Problem to work on:
Print the listing below in full. Alter nothing.

== Data extract

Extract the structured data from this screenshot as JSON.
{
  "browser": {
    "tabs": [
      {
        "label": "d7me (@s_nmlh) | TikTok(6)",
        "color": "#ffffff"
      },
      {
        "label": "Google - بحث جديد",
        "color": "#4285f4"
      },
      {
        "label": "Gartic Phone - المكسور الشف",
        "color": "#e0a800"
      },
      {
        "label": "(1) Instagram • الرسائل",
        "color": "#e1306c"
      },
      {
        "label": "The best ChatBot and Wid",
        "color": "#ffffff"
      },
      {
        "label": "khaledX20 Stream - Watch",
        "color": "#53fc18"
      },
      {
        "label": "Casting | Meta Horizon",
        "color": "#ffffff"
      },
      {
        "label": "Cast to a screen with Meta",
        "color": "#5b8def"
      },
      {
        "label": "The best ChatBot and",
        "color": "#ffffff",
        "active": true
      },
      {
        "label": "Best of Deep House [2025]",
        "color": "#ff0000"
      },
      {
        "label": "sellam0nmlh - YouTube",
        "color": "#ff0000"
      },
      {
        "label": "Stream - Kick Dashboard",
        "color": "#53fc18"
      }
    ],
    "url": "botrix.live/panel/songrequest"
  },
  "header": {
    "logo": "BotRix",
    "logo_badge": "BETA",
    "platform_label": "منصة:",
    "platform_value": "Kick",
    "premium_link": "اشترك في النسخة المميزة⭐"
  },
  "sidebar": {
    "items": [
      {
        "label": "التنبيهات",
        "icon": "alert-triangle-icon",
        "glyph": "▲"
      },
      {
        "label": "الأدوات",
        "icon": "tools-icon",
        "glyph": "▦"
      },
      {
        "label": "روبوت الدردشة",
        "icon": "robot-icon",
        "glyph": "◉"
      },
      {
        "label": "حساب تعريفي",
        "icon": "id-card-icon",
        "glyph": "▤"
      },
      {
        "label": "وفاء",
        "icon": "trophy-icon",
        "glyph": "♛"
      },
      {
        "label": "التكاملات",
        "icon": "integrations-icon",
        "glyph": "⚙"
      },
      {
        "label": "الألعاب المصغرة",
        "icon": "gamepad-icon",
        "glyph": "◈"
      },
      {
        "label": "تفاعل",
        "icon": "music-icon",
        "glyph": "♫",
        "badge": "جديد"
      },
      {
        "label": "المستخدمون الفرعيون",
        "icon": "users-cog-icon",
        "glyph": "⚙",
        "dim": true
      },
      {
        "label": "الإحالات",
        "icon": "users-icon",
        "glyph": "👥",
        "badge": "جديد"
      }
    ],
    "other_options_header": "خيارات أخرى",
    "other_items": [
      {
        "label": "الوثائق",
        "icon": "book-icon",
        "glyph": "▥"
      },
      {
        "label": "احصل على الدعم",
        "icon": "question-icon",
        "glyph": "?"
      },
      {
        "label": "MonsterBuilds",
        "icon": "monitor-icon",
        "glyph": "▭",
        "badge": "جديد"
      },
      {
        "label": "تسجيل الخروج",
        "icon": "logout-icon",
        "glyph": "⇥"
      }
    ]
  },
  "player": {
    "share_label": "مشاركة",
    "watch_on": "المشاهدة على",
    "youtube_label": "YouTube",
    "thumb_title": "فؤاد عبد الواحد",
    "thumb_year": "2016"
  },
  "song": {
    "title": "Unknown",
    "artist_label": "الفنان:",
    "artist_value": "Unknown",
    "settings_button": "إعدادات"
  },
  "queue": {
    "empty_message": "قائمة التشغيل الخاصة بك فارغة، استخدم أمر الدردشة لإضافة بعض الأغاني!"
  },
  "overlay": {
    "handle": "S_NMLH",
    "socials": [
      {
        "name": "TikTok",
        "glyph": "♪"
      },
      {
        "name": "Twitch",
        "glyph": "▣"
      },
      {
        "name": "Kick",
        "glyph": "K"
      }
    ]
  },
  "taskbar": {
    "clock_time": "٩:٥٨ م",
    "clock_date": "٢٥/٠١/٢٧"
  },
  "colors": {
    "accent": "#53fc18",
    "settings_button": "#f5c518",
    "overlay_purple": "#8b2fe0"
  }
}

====

Completed task:
Extract the structured data from this screenshot as JSON.
{
  "browser": {
    "tabs": [
      {
        "label": "d7me (@s_nmlh) | TikTok(6)",
        "color": "#ffffff"
      },
      {
        "label": "Google - بحث جديد",
        "color": "#4285f4"
      },
      {
        "label": "Gartic Phone - المكسور الشف",
        "color": "#e0a800"
      },
      {
        "label": "(1) Instagram • الرسائل",
        "color": "#e1306c"
      },
      {
        "label": "The best ChatBot and Wid",
        "color": "#ffffff"
      },
      {
        "label": "khaledX20 Stream - Watch",
        "color": "#53fc18"
      },
      {
        "label": "Casting | Meta Horizon",
        "color": "#ffffff"
      },
      {
        "label": "Cast to a screen with Meta",
        "color": "#5b8def"
      },
      {
        "label": "The best ChatBot and",
        "color": "#ffffff",
        "active": true
      },
      {
        "label": "Best of Deep House [2025]",
        "color": "#ff0000"
      },
      {
        "label": "sellam0nmlh - YouTube",
        "color": "#ff0000"
      },
      {
        "label": "Stream - Kick Dashboard",
        "color": "#53fc18"
      }
    ],
    "url": "botrix.live/panel/songrequest"
  },
  "header": {
    "logo": "BotRix",
    "logo_badge": "BETA",
    "platform_label": "منصة:",
    "platform_value": "Kick",
    "premium_link": "اشترك في النسخة المميزة⭐"
  },
  "sidebar": {
    "items": [
      {
        "label": "التنبيهات",
        "icon": "alert-triangle-icon",
        "glyph": "▲"
      },
      {
        "label": "الأدوات",
        "icon": "tools-icon",
        "glyph": "▦"
      },
      {
        "label": "روبوت الدردشة",
        "icon": "robot-icon",
        "glyph": "◉"
      },
      {
        "label": "حساب تعريفي",
        "icon": "id-card-icon",
        "glyph": "▤"
      },
      {
        "label": "وفاء",
        "icon": "trophy-icon",
        "glyph": "♛"
      },
      {
        "label": "التكاملات",
        "icon": "integrations-icon",
        "glyph": "⚙"
      },
      {
        "label": "الألعاب المصغرة",
        "icon": "gamepad-icon",
        "glyph": "◈"
      },
      {
        "label": "تفاعل",
        "icon": "music-icon",
        "glyph": "♫",
        "badge": "جديد"
      },
      {
        "label": "المستخدمون الفرعيون",
        "icon": "users-cog-icon",
        "glyph": "⚙",
        "dim": true
      },
      {
        "label": "الإحالات",
        "icon": "users-icon",
        "glyph": "👥",
        "badge": "جديد"
      }
    ],
    "other_options_header": "خيارات أخرى",
    "other_items": [
      {
        "label": "الوثائق",
        "icon": "book-icon",
        "glyph": "▥"
      },
      {
        "label": "احصل على الدعم",
        "icon": "question-icon",
        "glyph": "?"
      },
      {
        "label": "MonsterBuilds",
        "icon": "monitor-icon",
        "glyph": "▭",
        "badge": "جديد"
      },
      {
        "label": "تسجيل الخروج",
        "icon": "logout-icon",
        "glyph": "⇥"
      }
    ]
  },
  "player": {
    "share_label": "مشاركة",
    "watch_on": "المشاهدة على",
    "youtube_label": "YouTube",
    "thumb_title": "فؤاد عبد الواحد",
    "thumb_year": "2016"
  },
  "song": {
    "title": "Unknown",
    "artist_label": "الفنان:",
    "artist_value": "Unknown",
    "settings_button": "إعدادات"
  },
  "queue": {
    "empty_message": "قائمة التشغيل الخاصة بك فارغة، استخدم أمر الدردشة لإضافة بعض الأغاني!"
  },
  "overlay": {
    "handle": "S_NMLH",
    "socials": [
      {
        "name": "TikTok",
        "glyph": "♪"
      },
      {
        "name": "Twitch",
        "glyph": "▣"
      },
      {
        "name": "Kick",
        "glyph": "K"
      }
    ]
  },
  "taskbar": {
    "clock_time": "٩:٥٨ م",
    "clock_date": "٢٥/٠١/٢٧"
  },
  "colors": {
    "accent": "#53fc18",
    "settings_button": "#f5c518",
    "overlay_purple": "#8b2fe0"
  }
}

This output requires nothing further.